+++ GIVEN ENTRIES +++

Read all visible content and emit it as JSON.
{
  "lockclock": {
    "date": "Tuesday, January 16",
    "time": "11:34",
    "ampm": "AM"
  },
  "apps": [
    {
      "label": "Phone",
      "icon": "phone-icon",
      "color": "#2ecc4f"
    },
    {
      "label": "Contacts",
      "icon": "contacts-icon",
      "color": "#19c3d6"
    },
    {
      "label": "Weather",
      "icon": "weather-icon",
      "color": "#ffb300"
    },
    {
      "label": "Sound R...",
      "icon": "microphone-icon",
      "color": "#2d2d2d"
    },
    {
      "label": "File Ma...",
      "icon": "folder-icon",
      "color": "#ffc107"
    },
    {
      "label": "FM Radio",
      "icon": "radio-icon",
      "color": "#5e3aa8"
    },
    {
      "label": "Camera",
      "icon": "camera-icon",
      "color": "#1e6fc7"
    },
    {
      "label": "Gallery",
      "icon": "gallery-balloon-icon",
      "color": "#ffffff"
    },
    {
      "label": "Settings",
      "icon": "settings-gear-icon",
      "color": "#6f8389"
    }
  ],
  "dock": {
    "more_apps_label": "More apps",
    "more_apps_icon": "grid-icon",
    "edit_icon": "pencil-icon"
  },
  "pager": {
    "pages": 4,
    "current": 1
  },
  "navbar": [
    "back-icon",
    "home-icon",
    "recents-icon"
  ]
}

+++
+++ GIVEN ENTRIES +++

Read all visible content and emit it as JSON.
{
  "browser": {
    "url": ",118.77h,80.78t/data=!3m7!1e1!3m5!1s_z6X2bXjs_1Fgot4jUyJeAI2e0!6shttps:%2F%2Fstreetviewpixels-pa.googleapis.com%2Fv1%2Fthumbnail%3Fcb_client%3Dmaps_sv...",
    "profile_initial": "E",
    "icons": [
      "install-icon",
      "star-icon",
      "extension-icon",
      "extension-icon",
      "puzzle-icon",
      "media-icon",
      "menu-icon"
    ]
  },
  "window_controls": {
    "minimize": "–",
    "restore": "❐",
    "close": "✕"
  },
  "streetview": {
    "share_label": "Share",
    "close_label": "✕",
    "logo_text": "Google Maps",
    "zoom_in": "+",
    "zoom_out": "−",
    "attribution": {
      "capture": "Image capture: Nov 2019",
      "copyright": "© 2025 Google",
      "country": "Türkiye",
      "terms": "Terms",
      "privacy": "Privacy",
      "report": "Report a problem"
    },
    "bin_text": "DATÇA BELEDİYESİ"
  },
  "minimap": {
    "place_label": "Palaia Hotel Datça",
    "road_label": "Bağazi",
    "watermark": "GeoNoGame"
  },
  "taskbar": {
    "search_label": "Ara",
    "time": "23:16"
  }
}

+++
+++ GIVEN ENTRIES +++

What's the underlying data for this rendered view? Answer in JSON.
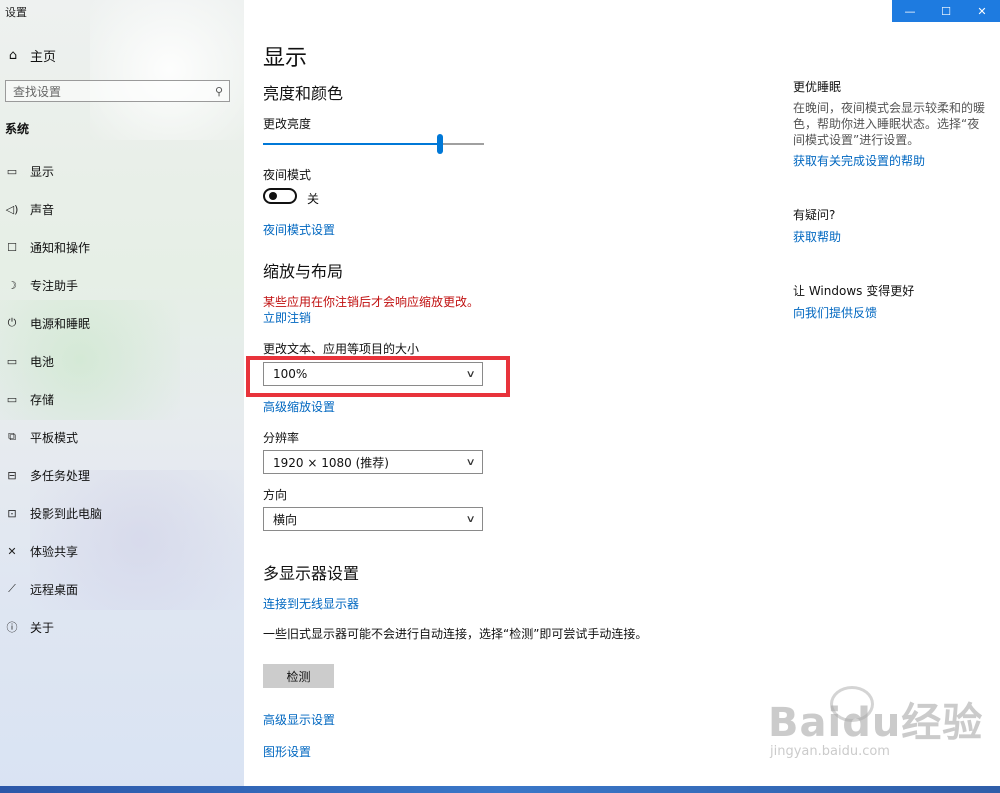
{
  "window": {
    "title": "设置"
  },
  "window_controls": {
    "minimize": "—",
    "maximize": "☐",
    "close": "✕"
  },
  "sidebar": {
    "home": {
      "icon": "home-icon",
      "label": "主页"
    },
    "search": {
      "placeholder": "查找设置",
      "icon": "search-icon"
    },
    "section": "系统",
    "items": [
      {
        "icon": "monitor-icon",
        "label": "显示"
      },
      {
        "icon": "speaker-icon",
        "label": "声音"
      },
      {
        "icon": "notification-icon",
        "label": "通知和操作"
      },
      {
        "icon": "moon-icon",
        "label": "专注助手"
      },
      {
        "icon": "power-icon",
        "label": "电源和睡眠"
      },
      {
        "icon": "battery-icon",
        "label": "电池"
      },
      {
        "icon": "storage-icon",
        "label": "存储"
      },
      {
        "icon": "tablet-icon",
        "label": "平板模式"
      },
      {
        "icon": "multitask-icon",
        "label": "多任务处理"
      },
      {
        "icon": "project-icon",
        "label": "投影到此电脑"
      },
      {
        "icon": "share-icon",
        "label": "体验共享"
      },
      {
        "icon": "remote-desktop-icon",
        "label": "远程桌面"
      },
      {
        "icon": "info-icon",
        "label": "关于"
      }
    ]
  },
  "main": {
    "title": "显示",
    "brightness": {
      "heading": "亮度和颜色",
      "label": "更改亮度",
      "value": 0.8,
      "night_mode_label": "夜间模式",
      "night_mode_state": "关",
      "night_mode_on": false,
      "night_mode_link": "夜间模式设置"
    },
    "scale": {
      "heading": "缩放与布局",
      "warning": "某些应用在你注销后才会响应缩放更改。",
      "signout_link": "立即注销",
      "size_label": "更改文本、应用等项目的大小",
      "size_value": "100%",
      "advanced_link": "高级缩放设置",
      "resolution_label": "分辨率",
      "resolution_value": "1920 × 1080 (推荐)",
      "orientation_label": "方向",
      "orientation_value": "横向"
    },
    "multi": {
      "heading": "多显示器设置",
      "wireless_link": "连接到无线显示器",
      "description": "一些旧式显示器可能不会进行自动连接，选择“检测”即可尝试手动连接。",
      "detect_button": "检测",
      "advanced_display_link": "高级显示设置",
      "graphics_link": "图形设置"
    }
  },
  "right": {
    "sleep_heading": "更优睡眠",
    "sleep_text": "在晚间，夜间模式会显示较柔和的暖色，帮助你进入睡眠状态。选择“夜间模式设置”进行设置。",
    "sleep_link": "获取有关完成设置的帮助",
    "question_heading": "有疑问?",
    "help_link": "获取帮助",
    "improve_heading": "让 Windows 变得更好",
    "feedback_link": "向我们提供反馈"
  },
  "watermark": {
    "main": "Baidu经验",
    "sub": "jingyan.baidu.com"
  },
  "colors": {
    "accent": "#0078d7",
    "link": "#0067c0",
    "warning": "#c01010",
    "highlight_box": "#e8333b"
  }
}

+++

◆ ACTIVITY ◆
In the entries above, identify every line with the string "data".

◆ ANSWER AREA ◆
    "url": ",118.77h,80.78t/data=!3m7!1e1!3m5!1s_z6X2bXjs_1Fgot4jUyJeAI2e0!6shttps:%2F%2Fstreetviewpixels-pa.googleapis.com%2Fv1%2Fthumbnail%3Fcb_client%3Dmaps_sv...",
What's the underlying data for this rendered view? Answer in JSON.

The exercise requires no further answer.